- Take (doctor-approved) medication. When all else fails, certain medications are considered safe to use for pregnancy heartburn relief. Just make sure you speak to your doctor or OB-GYN first. If your heartburn is severe, they may prescribe special medication to help control it.
While not every tip mentioned above may work to ease your symptoms, you’ve got nine months to try them all and figure out what works.
It’s important to be extremely careful about the medications you take when pregnant.
For heartburn relief, over-the-counter antacids (such as Tums, Mylanta, Rolaids, and Maalox) are all considered safe medications to use during pregnancy.
As always, consult with your provider about any medications you’re taking – even if they’re considered safe. (This is especially true for high-risk pregnancies.)
If you experience any unusual symptoms while taking an over-the-counter medication, call your doctor immediately.
They say prevention is the best medicine, so knowing common heartburn triggers can help you keep the acid at bay.
Of course, pregnancy itself is a major trigger for heartburn. As your growing uterus puts pressure on your stomach, this pushes stomach acid up your throat.
Those lovely hormones are no help either. They tend to relax the valve between your stomach and esophagus, which makes it easier for acid to make its way upward.
While there’s nothing you can do to stop this entirely, there are a few things that can help prevent heartburn from flaring up during pregnancy:

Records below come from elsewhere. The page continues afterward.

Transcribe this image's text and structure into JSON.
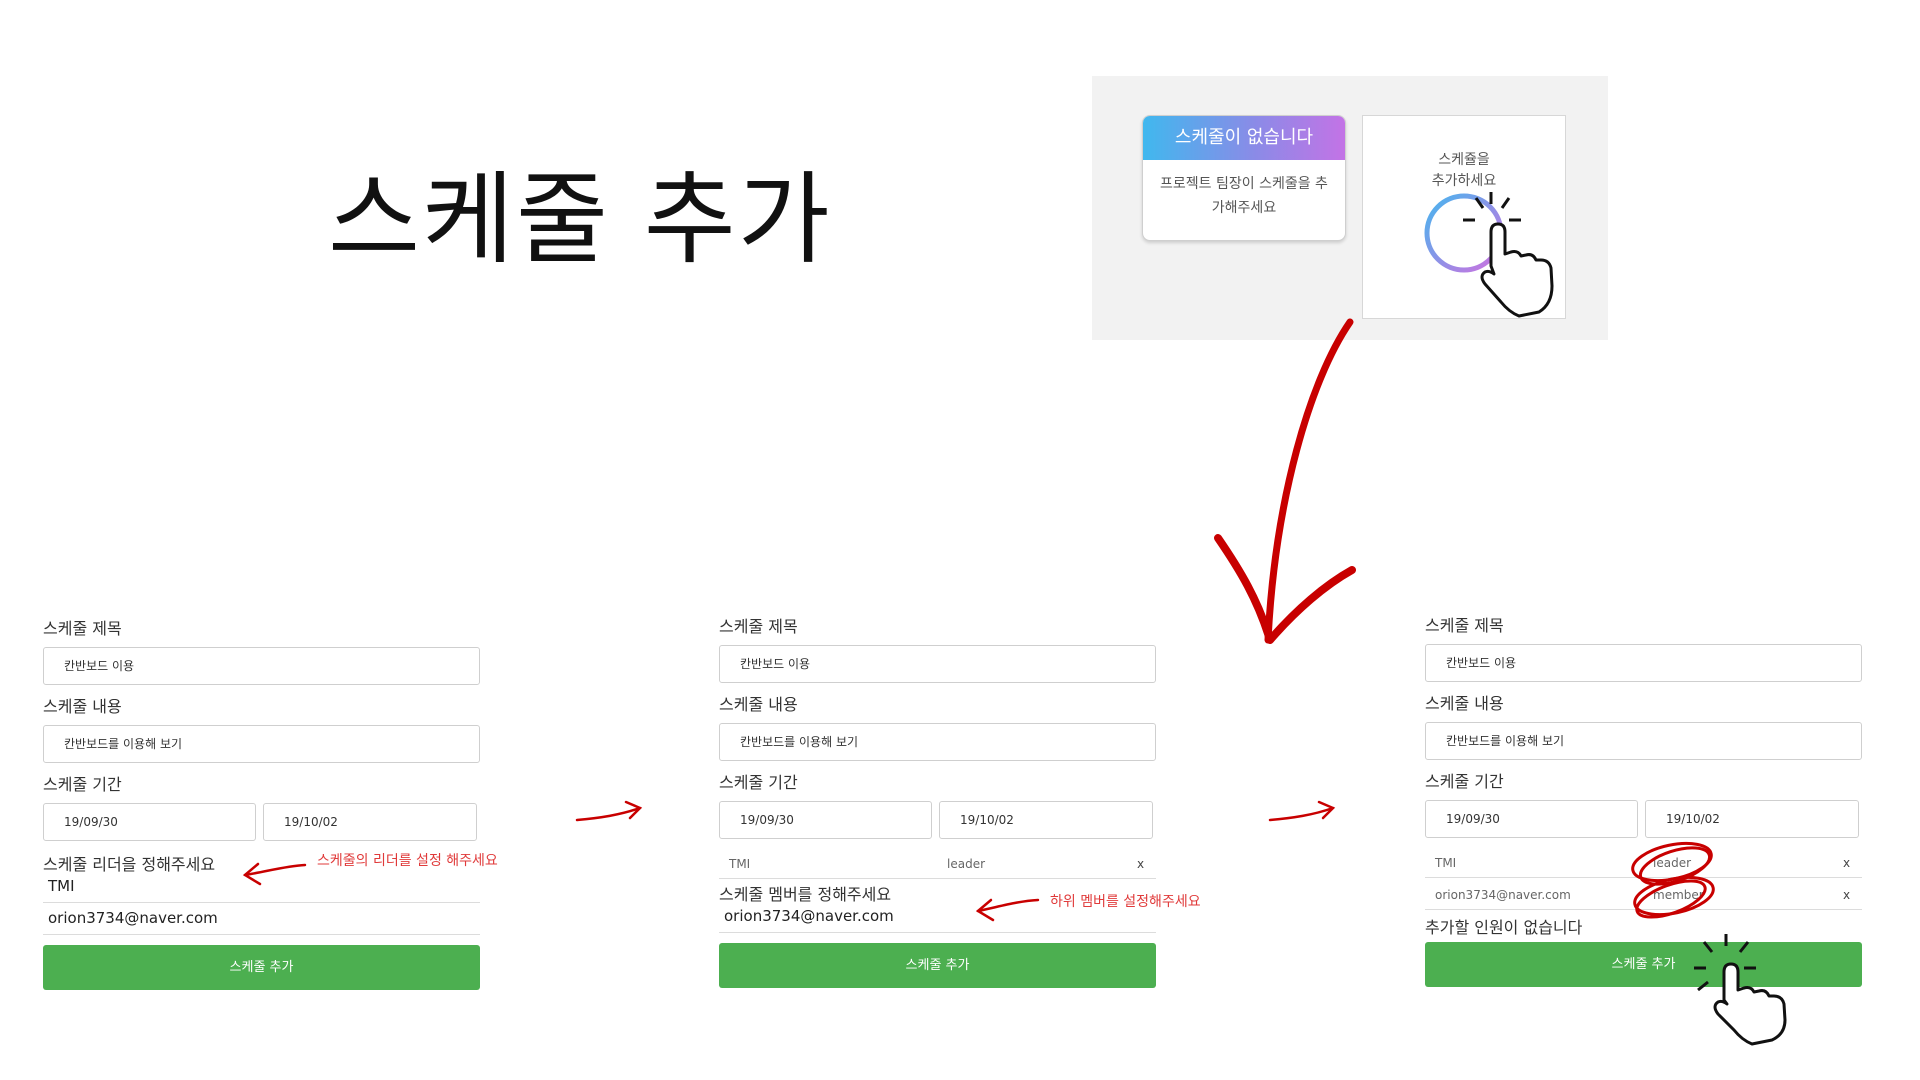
{
  "slide": {
    "title": "스케줄 추가"
  },
  "preview": {
    "empty_card_title": "스케줄이 없습니다",
    "empty_card_body": "프로젝트 팀장이 스케줄을 추가해주세요",
    "add_card_line1": "스케쥴을",
    "add_card_line2": "추가하세요"
  },
  "forms": [
    {
      "title_label": "스케줄 제목",
      "title_value": "칸반보드 이용",
      "content_label": "스케줄 내용",
      "content_value": "칸반보드를 이용해 보기",
      "period_label": "스케줄 기간",
      "start_date": "19/09/30",
      "end_date": "19/10/02",
      "leader_label": "스케줄 리더을 정해주세요",
      "option1": "TMI",
      "option2": "orion3734@naver.com",
      "submit": "스케줄 추가",
      "annotation": "스케줄의 리더를 설정 해주세요"
    },
    {
      "title_label": "스케줄 제목",
      "title_value": "칸반보드 이용",
      "content_label": "스케줄 내용",
      "content_value": "칸반보드를 이용해 보기",
      "period_label": "스케줄 기간",
      "start_date": "19/09/30",
      "end_date": "19/10/02",
      "row1_name": "TMI",
      "row1_role": "leader",
      "remove": "x",
      "member_label": "스케줄 멤버를 정해주세요",
      "option1": "orion3734@naver.com",
      "submit": "스케줄 추가",
      "annotation": "하위 멤버를 설정해주세요"
    },
    {
      "title_label": "스케줄 제목",
      "title_value": "칸반보드 이용",
      "content_label": "스케줄 내용",
      "content_value": "칸반보드를 이용해 보기",
      "period_label": "스케줄 기간",
      "start_date": "19/09/30",
      "end_date": "19/10/02",
      "row1_name": "TMI",
      "row1_role": "leader",
      "row2_name": "orion3734@naver.com",
      "row2_role": "member",
      "remove": "x",
      "empty_text": "추가할 인원이 없습니다",
      "submit": "스케줄 추가"
    }
  ],
  "colors": {
    "button_green": "#4caf50",
    "annotation_red": "#d40000"
  },
  "icons": [
    "plus-circle-icon",
    "pointer-hand-icon",
    "arrow-icon"
  ]
}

- Avoid lying down after eating. It may be tempting to take a post-meal nap, but if you want to prevent heartburn, don’t lie down after eating. Consider napping in an upright recliner instead.

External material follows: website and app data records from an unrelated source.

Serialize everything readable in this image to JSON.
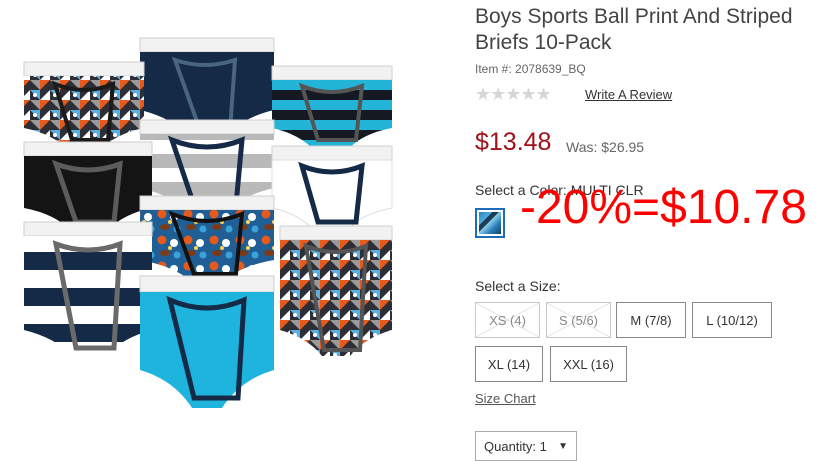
{
  "product": {
    "title": "Boys Sports Ball Print And Striped Briefs 10-Pack",
    "item_number": "Item #: 2078639_BQ",
    "stars": "★★★★★",
    "write_review": "Write A Review",
    "price": "$13.48",
    "was_price": "Was: $26.95"
  },
  "color": {
    "label": "Select a Color: MULTI CLR",
    "swatch_name": "multi-clr-swatch"
  },
  "overlay": {
    "discount_text": "-20%=$10.78",
    "color": "#ff0000"
  },
  "sizes": {
    "label": "Select a Size:",
    "options": [
      {
        "label": "XS (4)",
        "available": false
      },
      {
        "label": "S (5/6)",
        "available": false
      },
      {
        "label": "M (7/8)",
        "available": true
      },
      {
        "label": "L (10/12)",
        "available": true
      },
      {
        "label": "XL (14)",
        "available": true
      },
      {
        "label": "XXL (16)",
        "available": true
      }
    ],
    "size_chart": "Size Chart"
  },
  "quantity": {
    "label": "Quantity: 1",
    "arrow": "▼"
  },
  "colors": {
    "price_red": "#a0121a",
    "selected_border": "#1c6bbd"
  }
}
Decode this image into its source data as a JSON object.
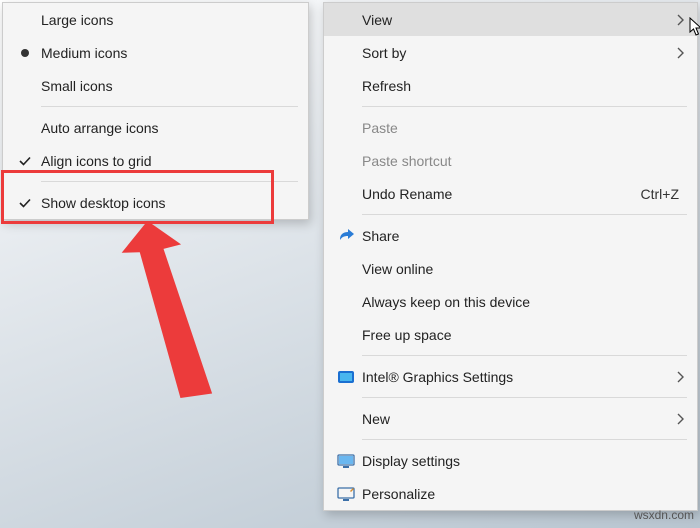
{
  "submenu": {
    "items": [
      {
        "label": "Large icons",
        "mark": ""
      },
      {
        "label": "Medium icons",
        "mark": "bullet"
      },
      {
        "label": "Small icons",
        "mark": ""
      },
      {
        "label": "Auto arrange icons",
        "mark": ""
      },
      {
        "label": "Align icons to grid",
        "mark": "check"
      },
      {
        "label": "Show desktop icons",
        "mark": "check"
      }
    ]
  },
  "mainmenu": {
    "items": [
      {
        "label": "View",
        "icon": "",
        "submenu": true,
        "highlight": true
      },
      {
        "label": "Sort by",
        "icon": "",
        "submenu": true
      },
      {
        "label": "Refresh",
        "icon": ""
      },
      {
        "label": "Paste",
        "icon": "",
        "disabled": true
      },
      {
        "label": "Paste shortcut",
        "icon": "",
        "disabled": true
      },
      {
        "label": "Undo Rename",
        "icon": "",
        "shortcut": "Ctrl+Z"
      },
      {
        "label": "Share",
        "icon": "share"
      },
      {
        "label": "View online",
        "icon": ""
      },
      {
        "label": "Always keep on this device",
        "icon": ""
      },
      {
        "label": "Free up space",
        "icon": ""
      },
      {
        "label": "Intel® Graphics Settings",
        "icon": "intel",
        "submenu": true
      },
      {
        "label": "New",
        "icon": "",
        "submenu": true
      },
      {
        "label": "Display settings",
        "icon": "display"
      },
      {
        "label": "Personalize",
        "icon": "personalize"
      }
    ]
  },
  "watermark": "wsxdn.com"
}
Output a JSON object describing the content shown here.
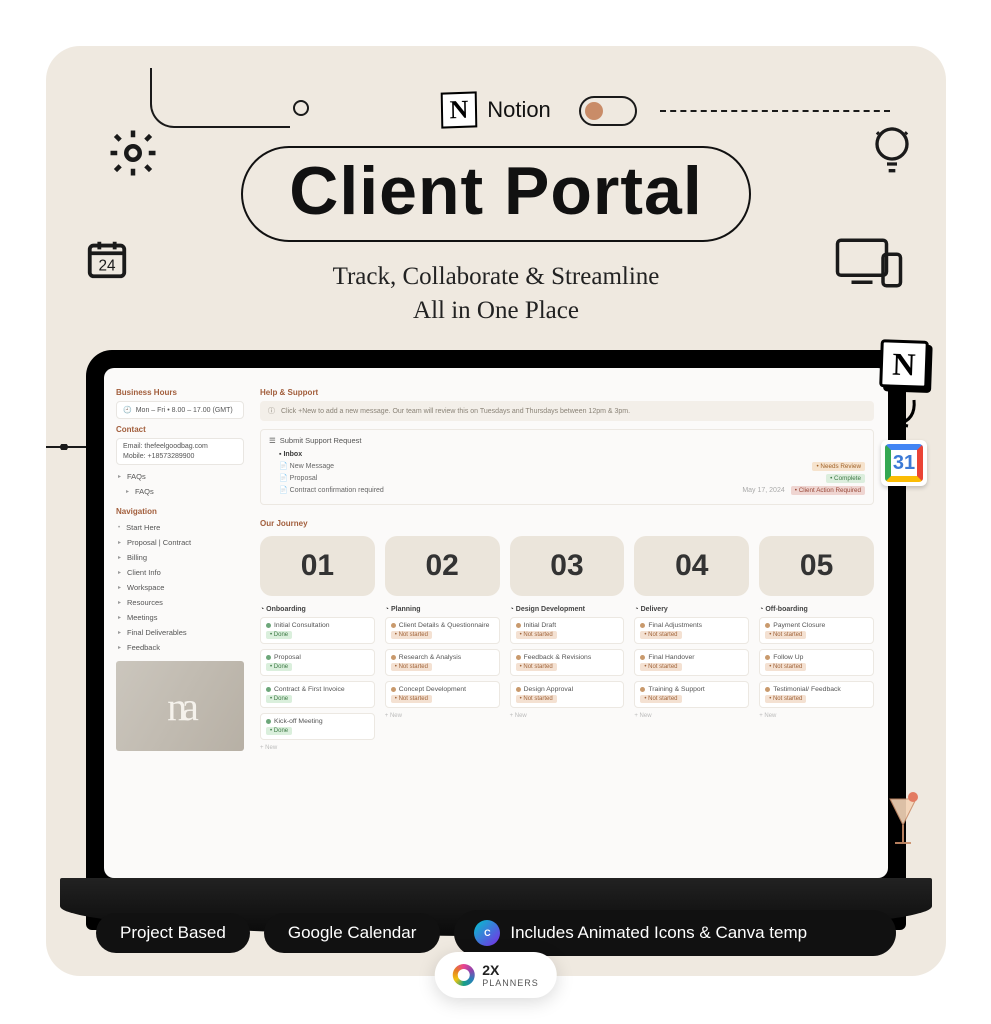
{
  "brand": {
    "name": "Notion",
    "letter": "N"
  },
  "hero": {
    "title": "Client Portal",
    "subtitle_line1": "Track, Collaborate & Streamline",
    "subtitle_line2": "All in One Place"
  },
  "calendar_deco_day": "24",
  "integrations": {
    "notion_letter": "N",
    "gcal_day": "31"
  },
  "footer": {
    "pill1": "Project Based",
    "pill2": "Google Calendar",
    "includes": "Includes Animated Icons & Canva temp"
  },
  "planners_badge": {
    "prefix": "2X",
    "name": "PLANNERS"
  },
  "screen": {
    "sidebar": {
      "business_hours": {
        "title": "Business Hours",
        "value": "Mon – Fri • 8.00 – 17.00 (GMT)"
      },
      "contact": {
        "title": "Contact",
        "email_label": "Email: thefeelgoodbag.com",
        "mobile_label": "Mobile: +18573289900",
        "faqs": "FAQs",
        "faqs_sub": "FAQs"
      },
      "navigation": {
        "title": "Navigation",
        "items": [
          "Start Here",
          "Proposal | Contract",
          "Billing",
          "Client Info",
          "Workspace",
          "Resources",
          "Meetings",
          "Final Deliverables",
          "Feedback"
        ]
      }
    },
    "main": {
      "help_title": "Help & Support",
      "notice": "Click +New to add a new message. Our team will review this on Tuesdays and Thursdays between 12pm & 3pm.",
      "support_panel_title": "Submit Support Request",
      "inbox_label": "Inbox",
      "messages": [
        {
          "title": "New Message",
          "badge": "Needs Review",
          "badge_class": "b-orange"
        },
        {
          "title": "Proposal",
          "badge": "Complete",
          "badge_class": "b-green"
        },
        {
          "title": "Contract confirmation required",
          "date": "May 17, 2024",
          "badge": "Client Action Required",
          "badge_class": "b-red"
        }
      ],
      "journey": {
        "title": "Our Journey",
        "steps": [
          "01",
          "02",
          "03",
          "04",
          "05"
        ],
        "columns": [
          {
            "title": "Onboarding",
            "tasks": [
              {
                "name": "Initial Consultation",
                "status": "Done"
              },
              {
                "name": "Proposal",
                "status": "Done"
              },
              {
                "name": "Contract & First Invoice",
                "status": "Done"
              },
              {
                "name": "Kick-off Meeting",
                "status": "Done"
              }
            ]
          },
          {
            "title": "Planning",
            "tasks": [
              {
                "name": "Client Details & Questionnaire",
                "status": "Not started"
              },
              {
                "name": "Research & Analysis",
                "status": "Not started"
              },
              {
                "name": "Concept Development",
                "status": "Not started"
              }
            ]
          },
          {
            "title": "Design Development",
            "tasks": [
              {
                "name": "Initial Draft",
                "status": "Not started"
              },
              {
                "name": "Feedback & Revisions",
                "status": "Not started"
              },
              {
                "name": "Design Approval",
                "status": "Not started"
              }
            ]
          },
          {
            "title": "Delivery",
            "tasks": [
              {
                "name": "Final Adjustments",
                "status": "Not started"
              },
              {
                "name": "Final Handover",
                "status": "Not started"
              },
              {
                "name": "Training & Support",
                "status": "Not started"
              }
            ]
          },
          {
            "title": "Off-boarding",
            "tasks": [
              {
                "name": "Payment Closure",
                "status": "Not started"
              },
              {
                "name": "Follow Up",
                "status": "Not started"
              },
              {
                "name": "Testimonial/ Feedback",
                "status": "Not started"
              }
            ]
          }
        ],
        "new_label": "+ New"
      }
    }
  }
}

- Prop yourself up at night. It’s hard enough to sleep well while pregnant without throwing acid reflux on top of everything. To prevent nighttime heartburn, try propping yourself up when you go to sleep to counteract the acid.

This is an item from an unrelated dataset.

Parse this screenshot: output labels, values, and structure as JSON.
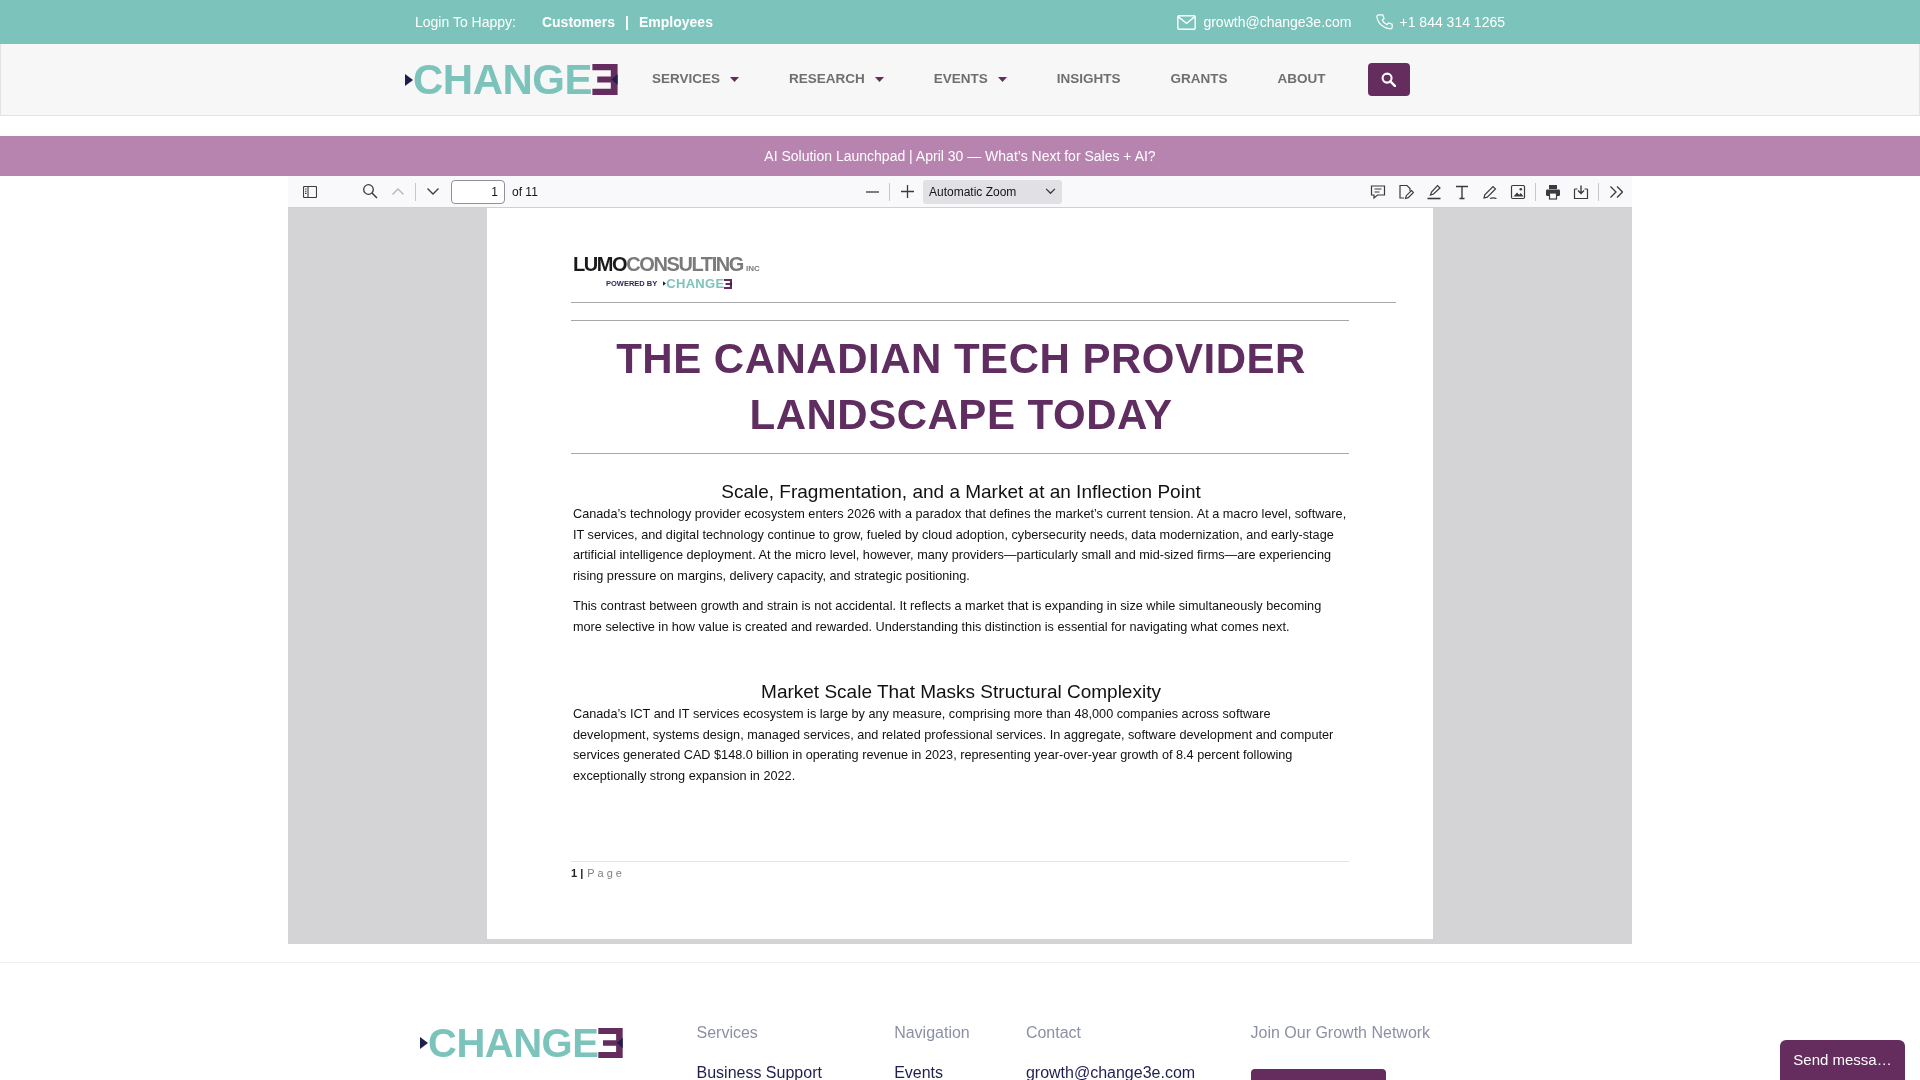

- Don’t eat before bedtime. In addition to propping yourself up at night, try not to eat anything within three hours of hitting the sack.
- Skip spicy, acidic, or fried foods. Ask yourself: Are those greasy chips worth being doubled over in pain later? (Probably not.) If you want to avoid the risk, steer clear of any and all rich, fatty foods. Not only will this help prevent heartburn, but making more nutritious choices helps ensure that you your baby is getting the important vitamins and minerals that they need to stay healthy in utero.
- Eat small meals, but more frequently. Your pregnant tummy doesn’t love to be hit with large amounts of food to digest in one go. Make things easier on your gut by eating several small meals throughout the day instead of three large ones.
- Eat slowly. Wolfing down those small meals will defeat the purpose of spreading them out. Eating quickly increases the risk of acid reflux, so slow down and enjoy your food.
- Wear loose clothing. Tight-fitting clothes are not your stomach’s best friend when you’re trying to prevent heartburn – particularly during pregnancy. Wear clothing that offers support without being restrictive.
- Drink your liquids between meals. If you’re the type of person who likes to take a swig of their drink between each bite, it’s time to change course. Drinking liquids during meals can exacerbate heartburn symptoms, so take little sips if you’re thirsty at mealtime.
Someday, scientists may very well invent a miracle medication that promises permanent pregnancy heartburn relief. Unfortunately, that hasn’t happened yet.
So, if you’re wondering how long you can expect to deal with heartburn while you’re pregnant, it will probably be throughout your entire pregnancy. (Now may be a good time to remind yourself that you get a cute little baby out of this when you’re done.)
However, just because there’s no cure, that doesn’t mean you can’t find some relief in the meantime.
If severe pregnancy heartburn is getting in the way of everyday life, it’s time to see a doctor.
Intermountain Healthcare offers individualized and compassionate pregnancy care for women of all ages and health needs.